ACTIVITY: Using the data beneath, show every line that includes the word "Report".

+-------+

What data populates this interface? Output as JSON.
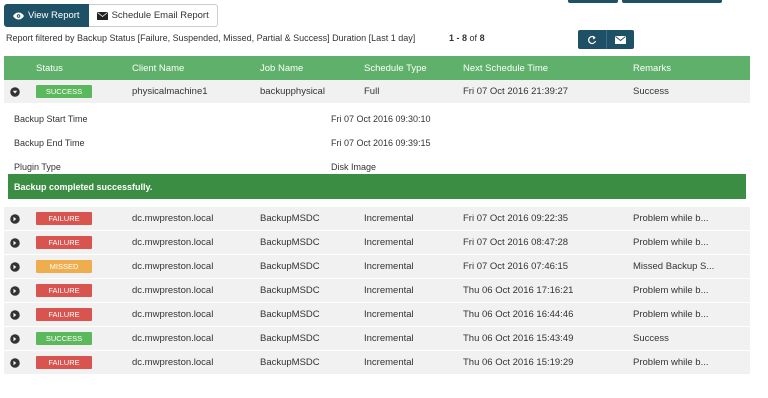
{
  "tabs": {
    "view_report": "View Report",
    "schedule_email": "Schedule Email Report"
  },
  "filter_text": "Report filtered by Backup Status [Failure, Suspended, Missed, Partial & Success] Duration [Last 1 day]",
  "pager": {
    "range": "1 - 8",
    "of": "of",
    "total": "8"
  },
  "columns": {
    "status": "Status",
    "client": "Client Name",
    "job": "Job Name",
    "type": "Schedule Type",
    "next": "Next Schedule Time",
    "remarks": "Remarks"
  },
  "colors": {
    "success": "#5cb85c",
    "failure": "#d9534f",
    "missed": "#f0ad4e",
    "header": "#5fb06a",
    "primary": "#1e5066"
  },
  "rows": [
    {
      "status": "SUCCESS",
      "status_kind": "success",
      "client": "physicalmachine1",
      "job": "backupphysical",
      "type": "Full",
      "next": "Fri 07 Oct 2016 21:39:27",
      "remarks": "Success"
    },
    {
      "status": "FAILURE",
      "status_kind": "failure",
      "client": "dc.mwpreston.local",
      "job": "BackupMSDC",
      "type": "Incremental",
      "next": "Fri 07 Oct 2016 09:22:35",
      "remarks": "Problem while b..."
    },
    {
      "status": "FAILURE",
      "status_kind": "failure",
      "client": "dc.mwpreston.local",
      "job": "BackupMSDC",
      "type": "Incremental",
      "next": "Fri 07 Oct 2016 08:47:28",
      "remarks": "Problem while b..."
    },
    {
      "status": "MISSED",
      "status_kind": "missed",
      "client": "dc.mwpreston.local",
      "job": "BackupMSDC",
      "type": "Incremental",
      "next": "Fri 07 Oct 2016 07:46:15",
      "remarks": "Missed Backup S..."
    },
    {
      "status": "FAILURE",
      "status_kind": "failure",
      "client": "dc.mwpreston.local",
      "job": "BackupMSDC",
      "type": "Incremental",
      "next": "Thu 06 Oct 2016 17:16:21",
      "remarks": "Problem while b..."
    },
    {
      "status": "FAILURE",
      "status_kind": "failure",
      "client": "dc.mwpreston.local",
      "job": "BackupMSDC",
      "type": "Incremental",
      "next": "Thu 06 Oct 2016 16:44:46",
      "remarks": "Problem while b..."
    },
    {
      "status": "SUCCESS",
      "status_kind": "success",
      "client": "dc.mwpreston.local",
      "job": "BackupMSDC",
      "type": "Incremental",
      "next": "Thu 06 Oct 2016 15:43:49",
      "remarks": "Success"
    },
    {
      "status": "FAILURE",
      "status_kind": "failure",
      "client": "dc.mwpreston.local",
      "job": "BackupMSDC",
      "type": "Incremental",
      "next": "Thu 06 Oct 2016 15:19:29",
      "remarks": "Problem while b..."
    }
  ],
  "detail": {
    "start_label": "Backup Start Time",
    "start_value": "Fri 07 Oct 2016 09:30:10",
    "end_label": "Backup End Time",
    "end_value": "Fri 07 Oct 2016 09:39:15",
    "plugin_label": "Plugin Type",
    "plugin_value": "Disk Image",
    "message": "Backup completed successfully."
  }
}
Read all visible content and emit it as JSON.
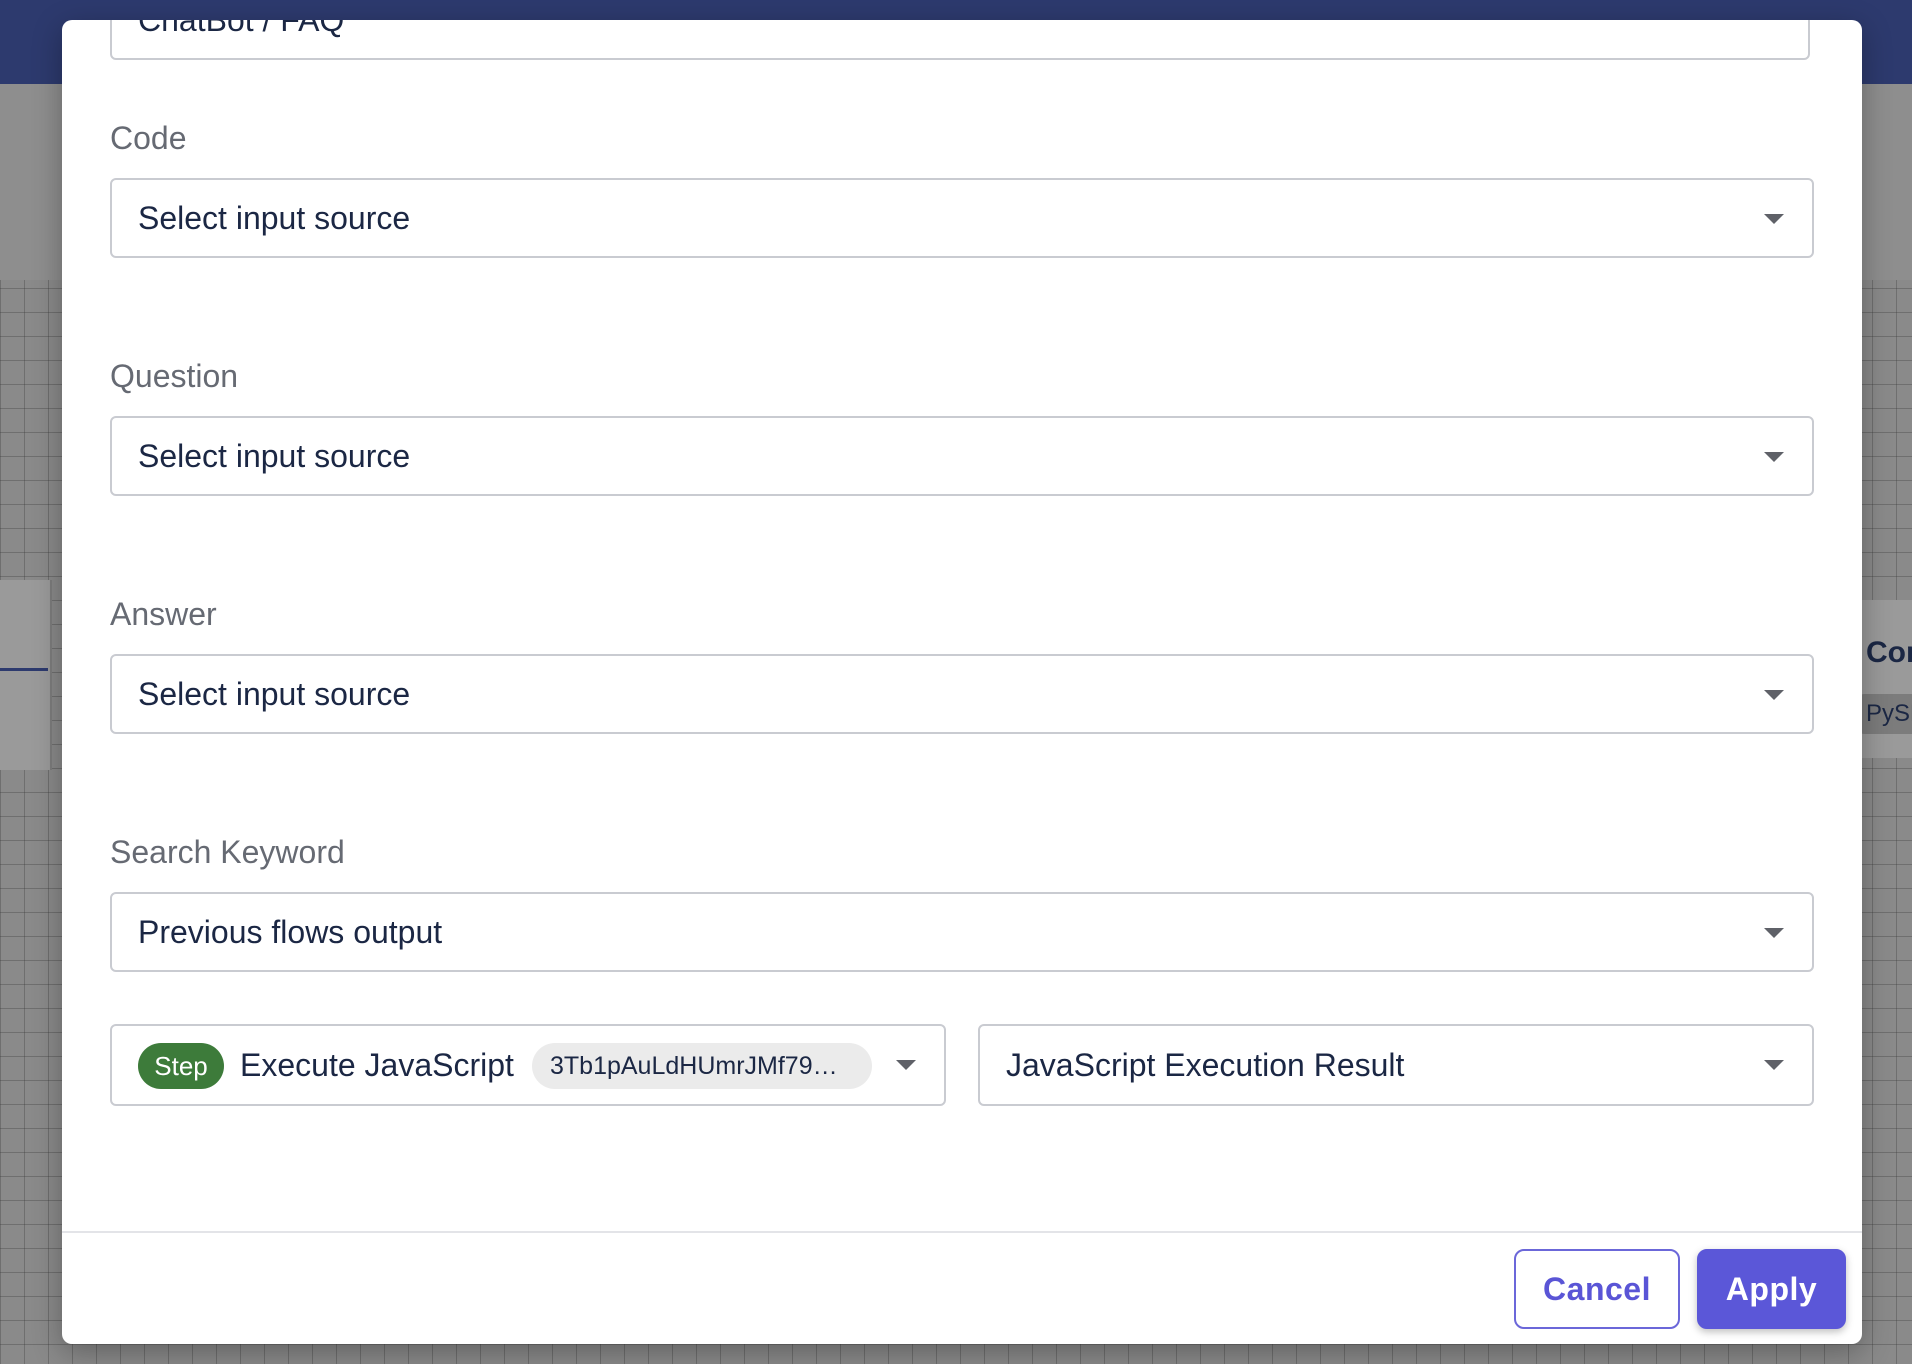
{
  "background": {
    "right_card": {
      "title": "Cor",
      "chip": "PySE"
    }
  },
  "modal": {
    "top_field_value": "ChatBot / FAQ",
    "fields": [
      {
        "label": "Code",
        "value": "Select input source"
      },
      {
        "label": "Question",
        "value": "Select input source"
      },
      {
        "label": "Answer",
        "value": "Select input source"
      },
      {
        "label": "Search Keyword",
        "value": "Previous flows output"
      }
    ],
    "step_select": {
      "badge": "Step",
      "name": "Execute JavaScript",
      "id": "3Tb1pAuLdHUmrJMf79…"
    },
    "output_select": {
      "value": "JavaScript Execution Result"
    },
    "buttons": {
      "cancel": "Cancel",
      "apply": "Apply"
    }
  },
  "colors": {
    "accent": "#5b57d8",
    "step_badge": "#3d7b3a",
    "topbar": "#2d3a6e"
  },
  "icons": [
    "chevron-down-icon"
  ]
}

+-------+

YOUR RESPONSE:
    "view_report": "View Report",
    "schedule_email": "Schedule Email Report"
  "filter_text": "Report filtered by Backup Status [Failure, Suspended, Missed, Partial & Success] Duration [Last 1 day]",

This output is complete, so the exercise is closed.